▸ **WHAT NEEDS TO BE DONE**:
Repeat the following data exactly, omitting pictures.

===== DATA RECORDS

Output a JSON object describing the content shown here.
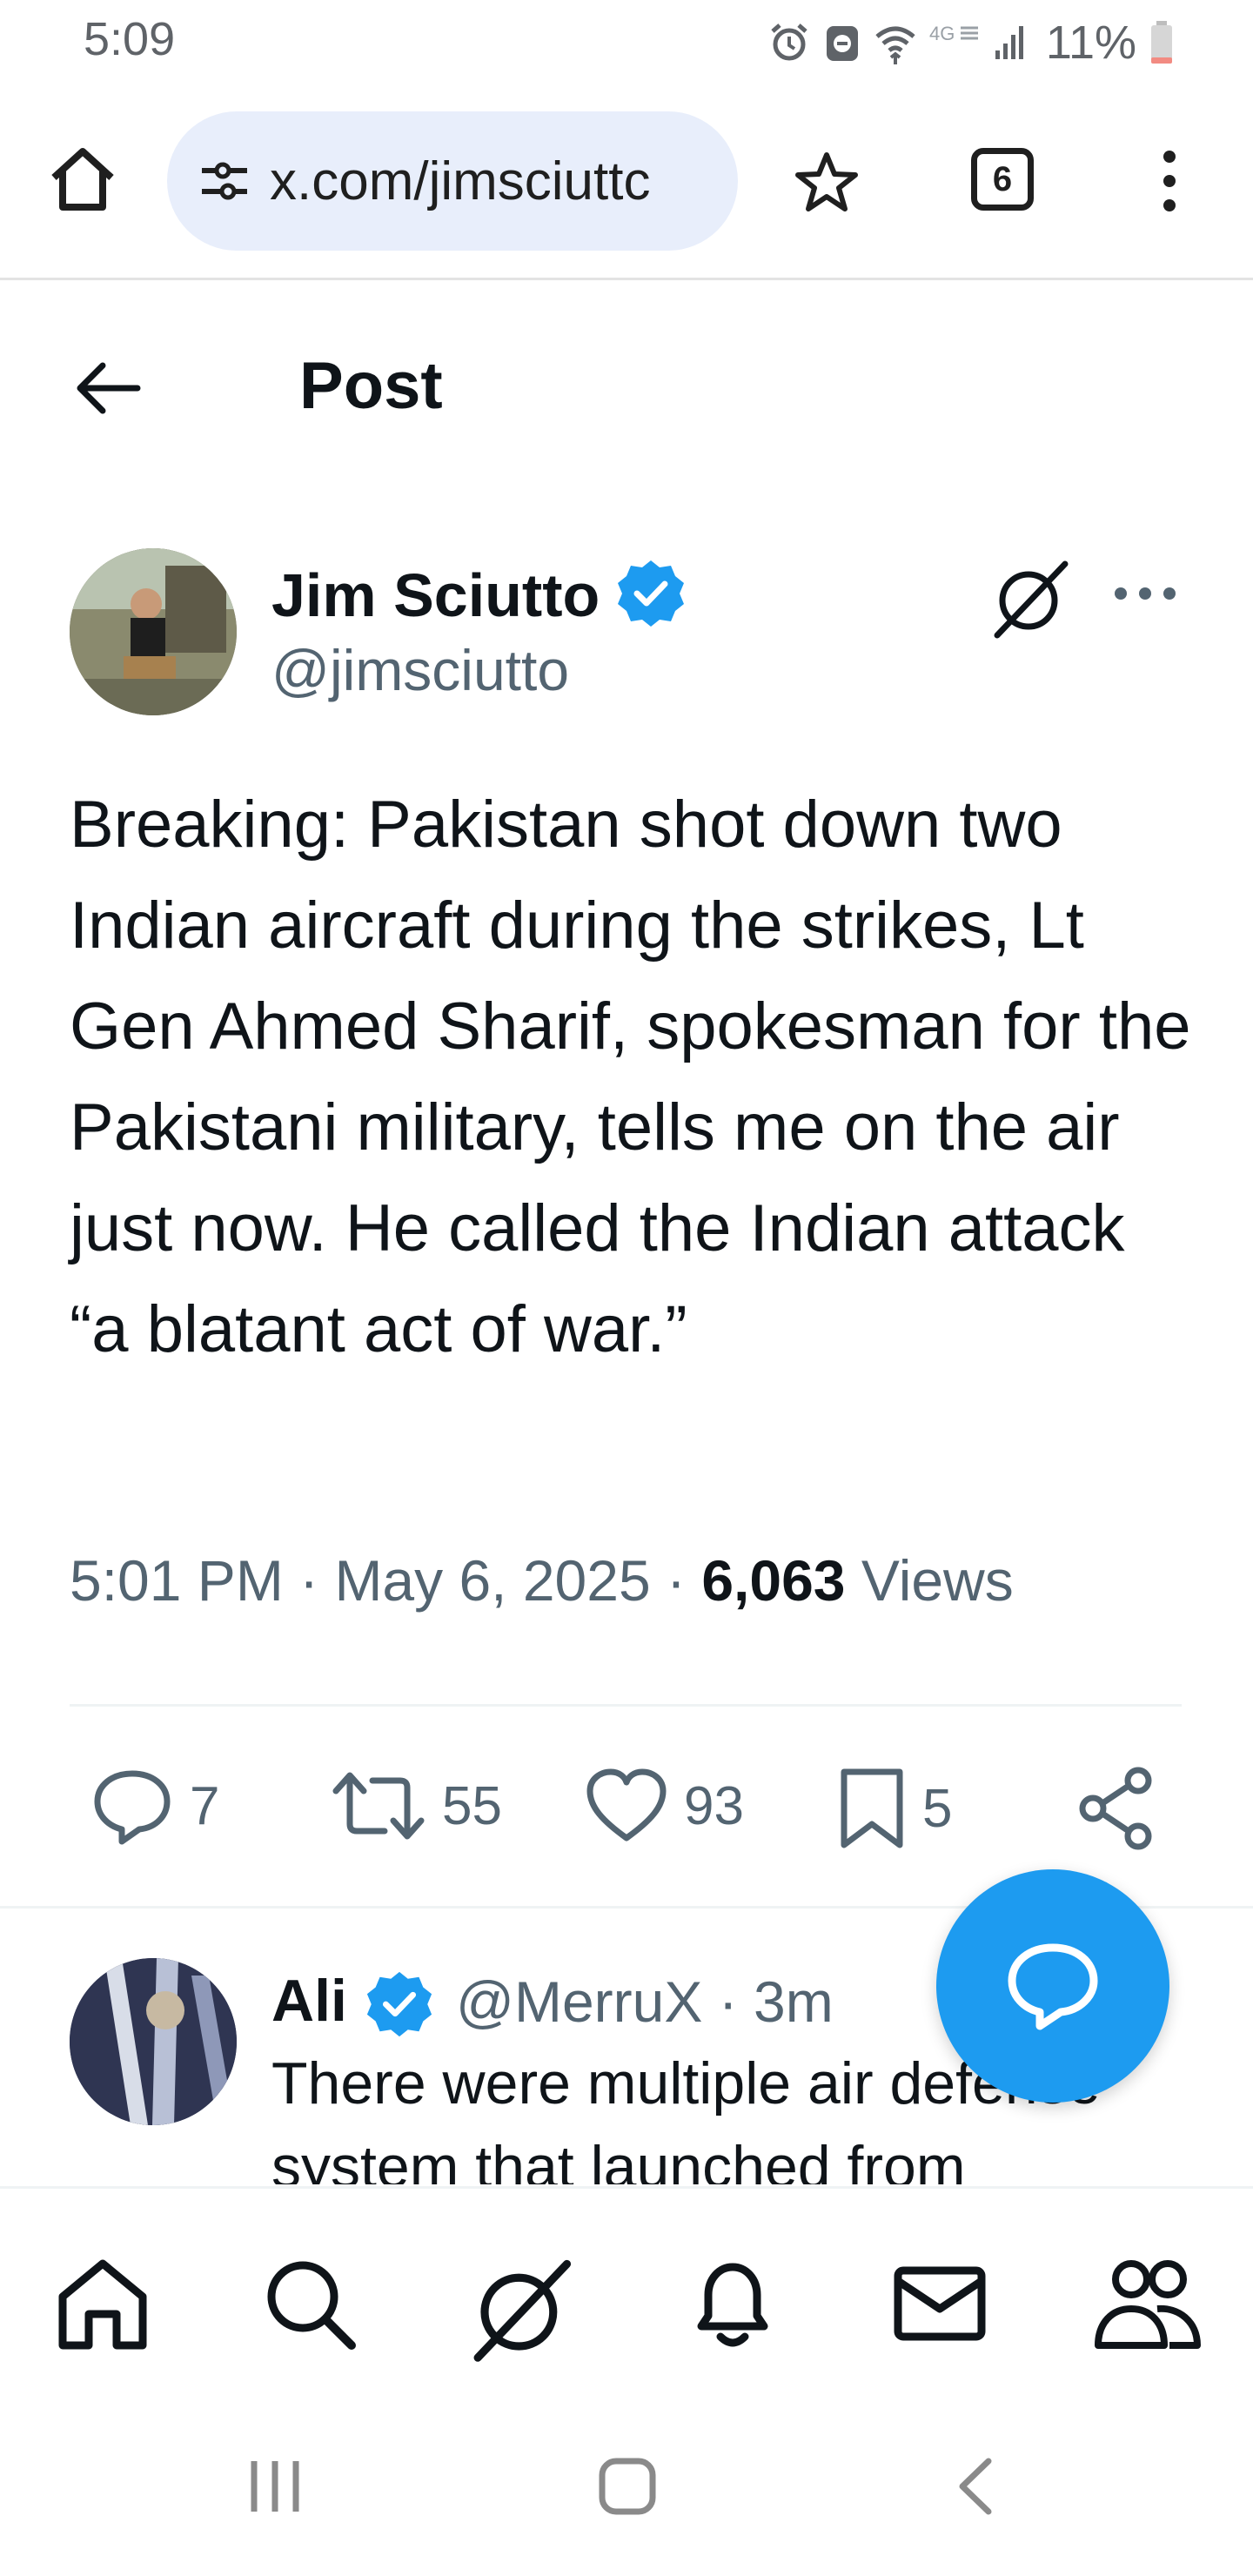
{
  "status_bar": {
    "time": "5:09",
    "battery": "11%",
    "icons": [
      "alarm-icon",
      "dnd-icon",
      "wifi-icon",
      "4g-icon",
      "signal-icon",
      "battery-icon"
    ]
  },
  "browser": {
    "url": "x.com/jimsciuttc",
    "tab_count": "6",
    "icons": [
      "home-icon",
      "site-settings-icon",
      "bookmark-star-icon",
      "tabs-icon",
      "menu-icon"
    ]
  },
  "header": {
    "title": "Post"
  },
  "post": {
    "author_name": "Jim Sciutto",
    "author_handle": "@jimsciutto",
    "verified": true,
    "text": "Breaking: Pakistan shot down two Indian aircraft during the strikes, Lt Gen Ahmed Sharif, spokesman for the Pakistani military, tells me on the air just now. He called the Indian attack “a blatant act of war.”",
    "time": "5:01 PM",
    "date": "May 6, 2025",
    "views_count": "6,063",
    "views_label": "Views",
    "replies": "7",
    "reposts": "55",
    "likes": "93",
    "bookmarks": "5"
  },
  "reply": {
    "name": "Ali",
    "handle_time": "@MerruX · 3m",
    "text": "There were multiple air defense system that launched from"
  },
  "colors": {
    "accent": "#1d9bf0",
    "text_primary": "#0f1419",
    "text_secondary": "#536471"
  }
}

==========

▸ **WRITTEN RESPONSE**:
Output a JSON object describing the content shown here.
{
  "status_bar": {
    "time": "5:09",
    "battery": "11%",
    "icons": [
      "alarm-icon",
      "dnd-icon",
      "wifi-icon",
      "4g-icon",
      "signal-icon",
      "battery-icon"
    ]
  },
  "browser": {
    "url": "x.com/jimsciuttc",
    "tab_count": "6",
    "icons": [
      "home-icon",
      "site-settings-icon",
      "bookmark-star-icon",
      "tabs-icon",
      "menu-icon"
    ]
  },
  "header": {
    "title": "Post"
  },
  "post": {
    "author_name": "Jim Sciutto",
    "author_handle": "@jimsciutto",
    "verified": true,
    "text": "Breaking: Pakistan shot down two Indian aircraft during the strikes, Lt Gen Ahmed Sharif, spokesman for the Pakistani military, tells me on the air just now. He called the Indian attack “a blatant act of war.”",
    "time": "5:01 PM",
    "date": "May 6, 2025",
    "views_count": "6,063",
    "views_label": "Views",
    "replies": "7",
    "reposts": "55",
    "likes": "93",
    "bookmarks": "5"
  },
  "reply": {
    "name": "Ali",
    "handle_time": "@MerruX · 3m",
    "text": "There were multiple air defense system that launched from"
  },
  "colors": {
    "accent": "#1d9bf0",
    "text_primary": "#0f1419",
    "text_secondary": "#536471"
  }
}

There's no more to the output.